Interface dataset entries
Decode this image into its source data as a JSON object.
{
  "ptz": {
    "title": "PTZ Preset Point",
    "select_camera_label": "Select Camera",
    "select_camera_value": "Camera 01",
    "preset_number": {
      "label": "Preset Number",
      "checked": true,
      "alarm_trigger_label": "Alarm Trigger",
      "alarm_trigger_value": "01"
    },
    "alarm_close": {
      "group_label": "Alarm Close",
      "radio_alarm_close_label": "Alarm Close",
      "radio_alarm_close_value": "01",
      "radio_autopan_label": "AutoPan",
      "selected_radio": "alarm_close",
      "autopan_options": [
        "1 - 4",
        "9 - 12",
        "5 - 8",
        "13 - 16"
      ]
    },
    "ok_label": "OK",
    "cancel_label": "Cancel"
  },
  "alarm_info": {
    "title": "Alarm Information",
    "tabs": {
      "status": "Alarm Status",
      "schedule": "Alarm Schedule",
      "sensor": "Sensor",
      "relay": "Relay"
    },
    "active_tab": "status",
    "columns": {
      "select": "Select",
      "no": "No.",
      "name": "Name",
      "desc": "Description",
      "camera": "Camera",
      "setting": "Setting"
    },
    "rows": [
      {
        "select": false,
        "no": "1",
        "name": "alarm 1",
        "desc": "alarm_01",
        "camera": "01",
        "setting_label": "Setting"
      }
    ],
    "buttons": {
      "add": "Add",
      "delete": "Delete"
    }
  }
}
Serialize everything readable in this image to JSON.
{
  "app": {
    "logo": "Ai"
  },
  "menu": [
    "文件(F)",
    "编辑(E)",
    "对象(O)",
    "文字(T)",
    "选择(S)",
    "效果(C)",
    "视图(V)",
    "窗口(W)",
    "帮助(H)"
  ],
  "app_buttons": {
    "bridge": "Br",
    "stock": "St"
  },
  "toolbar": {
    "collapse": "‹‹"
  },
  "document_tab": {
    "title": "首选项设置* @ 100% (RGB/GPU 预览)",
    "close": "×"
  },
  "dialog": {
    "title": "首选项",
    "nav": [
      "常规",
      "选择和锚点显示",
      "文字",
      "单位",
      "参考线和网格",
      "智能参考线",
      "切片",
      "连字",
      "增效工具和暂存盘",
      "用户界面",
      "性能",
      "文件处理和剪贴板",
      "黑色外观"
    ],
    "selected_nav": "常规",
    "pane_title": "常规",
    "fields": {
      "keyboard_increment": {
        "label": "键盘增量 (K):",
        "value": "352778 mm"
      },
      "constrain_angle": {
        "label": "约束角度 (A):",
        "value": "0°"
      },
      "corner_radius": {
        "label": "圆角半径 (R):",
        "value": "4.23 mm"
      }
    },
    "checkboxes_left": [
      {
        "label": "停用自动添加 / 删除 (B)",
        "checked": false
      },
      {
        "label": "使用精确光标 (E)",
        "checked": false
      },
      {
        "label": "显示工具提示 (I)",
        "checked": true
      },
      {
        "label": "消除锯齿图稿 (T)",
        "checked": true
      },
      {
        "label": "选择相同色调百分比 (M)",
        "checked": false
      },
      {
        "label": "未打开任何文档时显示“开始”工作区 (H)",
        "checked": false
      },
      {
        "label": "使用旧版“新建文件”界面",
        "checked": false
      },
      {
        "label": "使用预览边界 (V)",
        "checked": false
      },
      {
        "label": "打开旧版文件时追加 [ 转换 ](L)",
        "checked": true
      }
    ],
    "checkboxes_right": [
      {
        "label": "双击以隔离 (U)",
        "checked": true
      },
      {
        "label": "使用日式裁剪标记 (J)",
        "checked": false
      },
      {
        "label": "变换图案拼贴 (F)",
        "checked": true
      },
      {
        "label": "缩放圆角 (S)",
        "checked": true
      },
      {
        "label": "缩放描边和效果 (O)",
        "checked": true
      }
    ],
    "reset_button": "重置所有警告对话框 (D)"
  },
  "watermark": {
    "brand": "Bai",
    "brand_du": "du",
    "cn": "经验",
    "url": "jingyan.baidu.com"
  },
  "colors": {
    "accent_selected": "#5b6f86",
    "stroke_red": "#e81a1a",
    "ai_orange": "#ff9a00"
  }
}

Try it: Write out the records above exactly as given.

Exercise solution:
Decode this image into its source data as a JSON object.
{
  "ptz": {
    "title": "PTZ Preset Point",
    "select_camera_label": "Select Camera",
    "select_camera_value": "Camera 01",
    "preset_number": {
      "label": "Preset Number",
      "checked": true,
      "alarm_trigger_label": "Alarm Trigger",
      "alarm_trigger_value": "01"
    },
    "alarm_close": {
      "group_label": "Alarm Close",
      "radio_alarm_close_label": "Alarm Close",
      "radio_alarm_close_value": "01",
      "radio_autopan_label": "AutoPan",
      "selected_radio": "alarm_close",
      "autopan_options": [
        "1 - 4",
        "9 - 12",
        "5 - 8",
        "13 - 16"
      ]
    },
    "ok_label": "OK",
    "cancel_label": "Cancel"
  },
  "alarm_info": {
    "title": "Alarm Information",
    "tabs": {
      "status": "Alarm Status",
      "schedule": "Alarm Schedule",
      "sensor": "Sensor",
      "relay": "Relay"
    },
    "active_tab": "status",
    "columns": {
      "select": "Select",
      "no": "No.",
      "name": "Name",
      "desc": "Description",
      "camera": "Camera",
      "setting": "Setting"
    },
    "rows": [
      {
        "select": false,
        "no": "1",
        "name": "alarm 1",
        "desc": "alarm_01",
        "camera": "01",
        "setting_label": "Setting"
      }
    ],
    "buttons": {
      "add": "Add",
      "delete": "Delete"
    }
  }
}
Serialize everything readable in this image to JSON.
{
  "app": {
    "logo": "Ai"
  },
  "menu": [
    "文件(F)",
    "编辑(E)",
    "对象(O)",
    "文字(T)",
    "选择(S)",
    "效果(C)",
    "视图(V)",
    "窗口(W)",
    "帮助(H)"
  ],
  "app_buttons": {
    "bridge": "Br",
    "stock": "St"
  },
  "toolbar": {
    "collapse": "‹‹"
  },
  "document_tab": {
    "title": "首选项设置* @ 100% (RGB/GPU 预览)",
    "close": "×"
  },
  "dialog": {
    "title": "首选项",
    "nav": [
      "常规",
      "选择和锚点显示",
      "文字",
      "单位",
      "参考线和网格",
      "智能参考线",
      "切片",
      "连字",
      "增效工具和暂存盘",
      "用户界面",
      "性能",
      "文件处理和剪贴板",
      "黑色外观"
    ],
    "selected_nav": "常规",
    "pane_title": "常规",
    "fields": {
      "keyboard_increment": {
        "label": "键盘增量 (K):",
        "value": "352778 mm"
      },
      "constrain_angle": {
        "label": "约束角度 (A):",
        "value": "0°"
      },
      "corner_radius": {
        "label": "圆角半径 (R):",
        "value": "4.23 mm"
      }
    },
    "checkboxes_left": [
      {
        "label": "停用自动添加 / 删除 (B)",
        "checked": false
      },
      {
        "label": "使用精确光标 (E)",
        "checked": false
      },
      {
        "label": "显示工具提示 (I)",
        "checked": true
      },
      {
        "label": "消除锯齿图稿 (T)",
        "checked": true
      },
      {
        "label": "选择相同色调百分比 (M)",
        "checked": false
      },
      {
        "label": "未打开任何文档时显示“开始”工作区 (H)",
        "checked": false
      },
      {
        "label": "使用旧版“新建文件”界面",
        "checked": false
      },
      {
        "label": "使用预览边界 (V)",
        "checked": false
      },
      {
        "label": "打开旧版文件时追加 [ 转换 ](L)",
        "checked": true
      }
    ],
    "checkboxes_right": [
      {
        "label": "双击以隔离 (U)",
        "checked": true
      },
      {
        "label": "使用日式裁剪标记 (J)",
        "checked": false
      },
      {
        "label": "变换图案拼贴 (F)",
        "checked": true
      },
      {
        "label": "缩放圆角 (S)",
        "checked": true
      },
      {
        "label": "缩放描边和效果 (O)",
        "checked": true
      }
    ],
    "reset_button": "重置所有警告对话框 (D)"
  },
  "watermark": {
    "brand": "Bai",
    "brand_du": "du",
    "cn": "经验",
    "url": "jingyan.baidu.com"
  },
  "colors": {
    "accent_selected": "#5b6f86",
    "stroke_red": "#e81a1a",
    "ai_orange": "#ff9a00"
  }
}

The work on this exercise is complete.